Professional wrestling hit one of its high points with the Monday Night Wars between WWE, then known as WWF, and WCW. The battle between the two wrestling federations began in the mid-1990s and ended in 2001, when WWE bought WCW.
This was one of the golden eras in pro wrestling and featured some of the biggest names in the sport, such as Hulk Hogan, the Rock and Stone Cold Steve Austin. After WCW folded, the product hasn’t had the same must-see-each-week feel.
During the ratings war between the two companies, WWE started the popular television series “WWE SmackDown.” While one of the wrestling corporation’s other popular offerings, “Monday Night Raw,” premiers live, “SmackDown” has been mostly pre-recorded.
In order to add some new fuel to the WWE’s ratings, “SmackDown” is now shifting to a live format and moving from its traditional Thursday night slot to Tuesday nights on the USA Network. In previous years, “SmackDown” was taped on Tuesday before being shown on Thursday.
This isn’t the first time “SmackDown” has shown live, but it is the program’s first long-term move to the format. While pre-recording shows has been a staple of the wrestling industry for a long time, the Internet has just about put an end to the process.
WWE is going to split their talent between “Raw” and “SmackDown” with a draft. This also isn’t the first time that the company has used a draft to move talent around.
The main problem with the draft is that few big names moved off the flagship show, “Raw.” One to four main-event talents were on “SmackDown,” but they normally showed up on “Raw” anyway.
If the WWE wants to make the now-live “SmackDown” a more successful show, the company will have to do a few things.
First, WWE will need to split the talent as level as possible. “Raw” can’t have all the big names with “SmackDown” getting the crumbs and having to build main-event stars.

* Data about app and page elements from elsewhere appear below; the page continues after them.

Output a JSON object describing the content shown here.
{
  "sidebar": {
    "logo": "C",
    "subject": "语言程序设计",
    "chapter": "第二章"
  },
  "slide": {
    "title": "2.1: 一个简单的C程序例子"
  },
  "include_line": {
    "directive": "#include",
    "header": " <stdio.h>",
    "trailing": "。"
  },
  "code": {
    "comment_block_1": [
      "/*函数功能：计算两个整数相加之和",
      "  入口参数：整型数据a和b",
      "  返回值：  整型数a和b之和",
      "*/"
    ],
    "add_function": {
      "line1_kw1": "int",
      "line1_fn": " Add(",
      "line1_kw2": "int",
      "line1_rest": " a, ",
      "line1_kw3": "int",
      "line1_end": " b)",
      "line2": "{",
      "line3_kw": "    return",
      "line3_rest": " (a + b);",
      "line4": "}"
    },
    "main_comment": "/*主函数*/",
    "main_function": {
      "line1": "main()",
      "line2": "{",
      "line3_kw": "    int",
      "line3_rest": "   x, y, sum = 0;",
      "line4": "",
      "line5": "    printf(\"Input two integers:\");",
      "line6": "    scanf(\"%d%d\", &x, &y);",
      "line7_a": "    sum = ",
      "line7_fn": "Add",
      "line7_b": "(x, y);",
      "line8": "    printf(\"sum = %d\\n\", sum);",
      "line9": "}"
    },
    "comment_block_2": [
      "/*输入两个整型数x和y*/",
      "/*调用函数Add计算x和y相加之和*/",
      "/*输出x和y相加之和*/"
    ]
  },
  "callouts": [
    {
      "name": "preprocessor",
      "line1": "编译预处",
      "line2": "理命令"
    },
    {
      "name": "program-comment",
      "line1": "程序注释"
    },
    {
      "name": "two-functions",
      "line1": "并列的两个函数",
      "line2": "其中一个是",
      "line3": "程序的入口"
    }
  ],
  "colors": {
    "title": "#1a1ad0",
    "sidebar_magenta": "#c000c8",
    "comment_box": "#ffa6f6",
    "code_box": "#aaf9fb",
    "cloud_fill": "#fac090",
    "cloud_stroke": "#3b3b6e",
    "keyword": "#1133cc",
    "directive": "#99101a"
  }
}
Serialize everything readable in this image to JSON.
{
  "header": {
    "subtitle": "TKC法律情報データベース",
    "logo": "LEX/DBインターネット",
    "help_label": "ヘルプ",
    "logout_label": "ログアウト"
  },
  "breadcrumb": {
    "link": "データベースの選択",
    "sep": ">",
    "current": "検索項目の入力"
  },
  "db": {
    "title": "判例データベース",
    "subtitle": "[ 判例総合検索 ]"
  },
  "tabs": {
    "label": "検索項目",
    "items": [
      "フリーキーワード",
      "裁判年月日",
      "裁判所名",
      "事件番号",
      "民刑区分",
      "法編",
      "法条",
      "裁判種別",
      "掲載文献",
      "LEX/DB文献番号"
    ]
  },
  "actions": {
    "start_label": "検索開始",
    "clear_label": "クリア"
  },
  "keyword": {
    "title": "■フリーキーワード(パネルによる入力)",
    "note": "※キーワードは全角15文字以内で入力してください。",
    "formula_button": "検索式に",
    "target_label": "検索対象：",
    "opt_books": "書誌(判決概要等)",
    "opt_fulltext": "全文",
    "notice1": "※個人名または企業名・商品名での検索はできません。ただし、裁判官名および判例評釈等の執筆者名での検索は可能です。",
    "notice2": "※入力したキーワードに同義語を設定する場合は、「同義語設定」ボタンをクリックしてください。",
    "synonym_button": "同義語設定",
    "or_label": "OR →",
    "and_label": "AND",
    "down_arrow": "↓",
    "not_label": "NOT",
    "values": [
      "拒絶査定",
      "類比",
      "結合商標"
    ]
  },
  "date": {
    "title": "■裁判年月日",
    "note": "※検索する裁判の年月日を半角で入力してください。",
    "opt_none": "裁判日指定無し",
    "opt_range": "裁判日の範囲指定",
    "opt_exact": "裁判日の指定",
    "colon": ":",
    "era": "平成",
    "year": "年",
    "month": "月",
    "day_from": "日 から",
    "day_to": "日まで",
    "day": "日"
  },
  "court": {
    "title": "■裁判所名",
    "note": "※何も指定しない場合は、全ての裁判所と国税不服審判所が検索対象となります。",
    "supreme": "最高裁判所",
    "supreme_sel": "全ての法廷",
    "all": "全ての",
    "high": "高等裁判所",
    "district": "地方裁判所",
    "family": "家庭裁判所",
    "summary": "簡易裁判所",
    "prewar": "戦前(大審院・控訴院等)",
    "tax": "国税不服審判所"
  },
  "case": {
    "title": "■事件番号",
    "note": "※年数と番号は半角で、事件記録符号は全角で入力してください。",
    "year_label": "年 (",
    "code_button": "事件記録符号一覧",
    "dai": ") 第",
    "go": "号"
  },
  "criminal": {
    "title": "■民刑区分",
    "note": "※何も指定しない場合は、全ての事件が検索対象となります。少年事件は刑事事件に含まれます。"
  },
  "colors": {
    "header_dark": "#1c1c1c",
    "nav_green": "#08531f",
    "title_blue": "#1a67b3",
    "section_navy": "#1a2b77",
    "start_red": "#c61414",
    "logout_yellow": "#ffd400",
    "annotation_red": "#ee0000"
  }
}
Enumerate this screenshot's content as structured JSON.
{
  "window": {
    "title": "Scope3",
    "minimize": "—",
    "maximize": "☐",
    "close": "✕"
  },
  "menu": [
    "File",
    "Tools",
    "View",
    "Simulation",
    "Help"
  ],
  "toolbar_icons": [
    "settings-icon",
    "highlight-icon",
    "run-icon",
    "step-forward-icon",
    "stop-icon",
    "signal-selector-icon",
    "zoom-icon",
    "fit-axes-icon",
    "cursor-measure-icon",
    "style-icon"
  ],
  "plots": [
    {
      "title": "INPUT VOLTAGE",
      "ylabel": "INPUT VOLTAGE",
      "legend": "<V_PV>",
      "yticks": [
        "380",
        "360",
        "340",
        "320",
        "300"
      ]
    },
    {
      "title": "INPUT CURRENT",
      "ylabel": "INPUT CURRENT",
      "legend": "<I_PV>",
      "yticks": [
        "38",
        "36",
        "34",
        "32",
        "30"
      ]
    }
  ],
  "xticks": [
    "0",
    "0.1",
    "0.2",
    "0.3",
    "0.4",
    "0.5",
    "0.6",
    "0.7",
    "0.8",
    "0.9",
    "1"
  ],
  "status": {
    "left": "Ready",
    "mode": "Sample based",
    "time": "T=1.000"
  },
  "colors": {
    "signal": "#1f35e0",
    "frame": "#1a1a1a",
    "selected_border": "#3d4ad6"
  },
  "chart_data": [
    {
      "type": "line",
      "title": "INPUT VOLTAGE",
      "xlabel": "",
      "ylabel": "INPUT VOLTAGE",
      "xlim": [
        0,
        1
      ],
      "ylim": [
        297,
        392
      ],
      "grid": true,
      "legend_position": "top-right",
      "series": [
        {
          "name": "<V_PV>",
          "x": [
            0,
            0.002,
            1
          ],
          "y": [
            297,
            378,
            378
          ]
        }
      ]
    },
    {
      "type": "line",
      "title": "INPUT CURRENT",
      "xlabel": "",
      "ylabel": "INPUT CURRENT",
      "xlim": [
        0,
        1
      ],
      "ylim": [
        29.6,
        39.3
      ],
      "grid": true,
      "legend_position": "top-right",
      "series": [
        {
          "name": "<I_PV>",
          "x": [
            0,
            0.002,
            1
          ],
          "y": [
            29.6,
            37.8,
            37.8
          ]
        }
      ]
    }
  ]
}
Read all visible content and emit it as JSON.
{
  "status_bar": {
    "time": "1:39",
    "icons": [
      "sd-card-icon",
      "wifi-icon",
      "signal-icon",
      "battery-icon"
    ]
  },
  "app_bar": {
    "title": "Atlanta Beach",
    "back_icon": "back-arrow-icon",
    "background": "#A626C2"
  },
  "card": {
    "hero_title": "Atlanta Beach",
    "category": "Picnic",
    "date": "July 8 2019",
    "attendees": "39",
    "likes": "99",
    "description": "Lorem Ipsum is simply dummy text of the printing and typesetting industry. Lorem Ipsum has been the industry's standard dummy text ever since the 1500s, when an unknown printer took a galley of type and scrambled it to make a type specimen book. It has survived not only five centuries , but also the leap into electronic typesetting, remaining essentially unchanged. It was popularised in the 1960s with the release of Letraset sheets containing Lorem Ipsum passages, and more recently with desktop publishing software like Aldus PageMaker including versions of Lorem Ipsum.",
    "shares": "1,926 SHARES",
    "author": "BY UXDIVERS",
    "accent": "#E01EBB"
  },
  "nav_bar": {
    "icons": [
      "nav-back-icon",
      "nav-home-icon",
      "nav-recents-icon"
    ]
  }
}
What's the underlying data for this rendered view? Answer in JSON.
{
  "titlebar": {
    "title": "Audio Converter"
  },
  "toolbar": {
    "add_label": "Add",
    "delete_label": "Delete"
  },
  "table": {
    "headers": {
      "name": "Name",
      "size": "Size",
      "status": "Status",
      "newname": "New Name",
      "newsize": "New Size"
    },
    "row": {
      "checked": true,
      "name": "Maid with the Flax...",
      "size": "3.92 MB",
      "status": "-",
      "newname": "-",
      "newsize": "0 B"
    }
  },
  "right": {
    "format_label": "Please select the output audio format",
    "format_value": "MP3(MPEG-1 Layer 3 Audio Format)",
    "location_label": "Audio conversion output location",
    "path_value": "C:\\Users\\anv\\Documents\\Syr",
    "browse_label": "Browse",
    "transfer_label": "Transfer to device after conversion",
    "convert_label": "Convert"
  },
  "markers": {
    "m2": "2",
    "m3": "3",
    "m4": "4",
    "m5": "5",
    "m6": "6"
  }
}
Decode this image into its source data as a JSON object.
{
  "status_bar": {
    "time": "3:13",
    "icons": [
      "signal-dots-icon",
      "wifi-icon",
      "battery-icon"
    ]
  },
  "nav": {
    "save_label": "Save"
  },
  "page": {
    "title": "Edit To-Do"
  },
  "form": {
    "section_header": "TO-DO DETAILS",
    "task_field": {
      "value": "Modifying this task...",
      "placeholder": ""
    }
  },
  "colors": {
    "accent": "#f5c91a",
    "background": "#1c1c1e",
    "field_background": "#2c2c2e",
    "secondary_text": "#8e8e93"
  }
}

Brock Lesnar is a good fit on “Raw” because it is the flagship show, and he has a limited number of appearance dates. John Cena, Randy Orton, AJ Styles or other recognizable names have to move to “SmackDown” to provide star power.
The WWE can and should break up the former members of The Shield. Current champion Dean Ambrose and Seth Rollins can bring main-event status on either show. Once Roman Reign’s suspension is over, it might be best to leave him on “Raw.”
Another idea to help “SmackDown” out is to have that show, or as the WWE likes to say, “brand,” draft several NXT wrestlers. NXT is like the WWE minor-league system if you didn’t already know.
NXT performers such as Finn Balor, Samoa Joe and Shinsuke Nakamura would give “SmackDown” a must-see feel for fans who don’t have the WWE Network, which is currently the only way to watch “WWE NXT.”
Those are three of the biggest names in NXT, and all have a good fan following and are main-event players. It would be a shame if all the NXT talents remained on “Raw.”
It will be important to split the rosters up as evenly as possible, given that “Raw” gets three picks for every two picks “SmackDown” receives, the main reason for that being that “Raw” is three hours long and “Smackdown” is two hours long.
Secondly, if “SmackDown” is going to be a success, the WWE has to bring back titles to both shows. After the stars began crossing over to both shows, the company unified the titles.
They are going to have to break them up again. “Raw” and “SmackDown” both need to have some sort title system naming a World Champion, Tag Team Champions and lesser titles, such as the U.S. and European Champions.
Finally, to make the draft matter, the WWE needs to give it a permanent date or month. Just like the major pay-per-view events, such as WrestleMania and SummerSlam, fans will love to spend months speculating about who will get drafted where and how it will affect both shows.
There are other things that will come up after the draft, including faces (good guys) and heels (bad guys). Talent should set the roster, not whether a wrestler is a face or a heel. Wrestlers can be turned as needed to fix any imbalance in the roster.
It will be interesting to see what the WWE does with the draft. “Raw” and the live “SmackDown” won’t be exactly like the Monday Night Wars, but if the draft is done correctly, it could make wrestling can’t-miss TV again.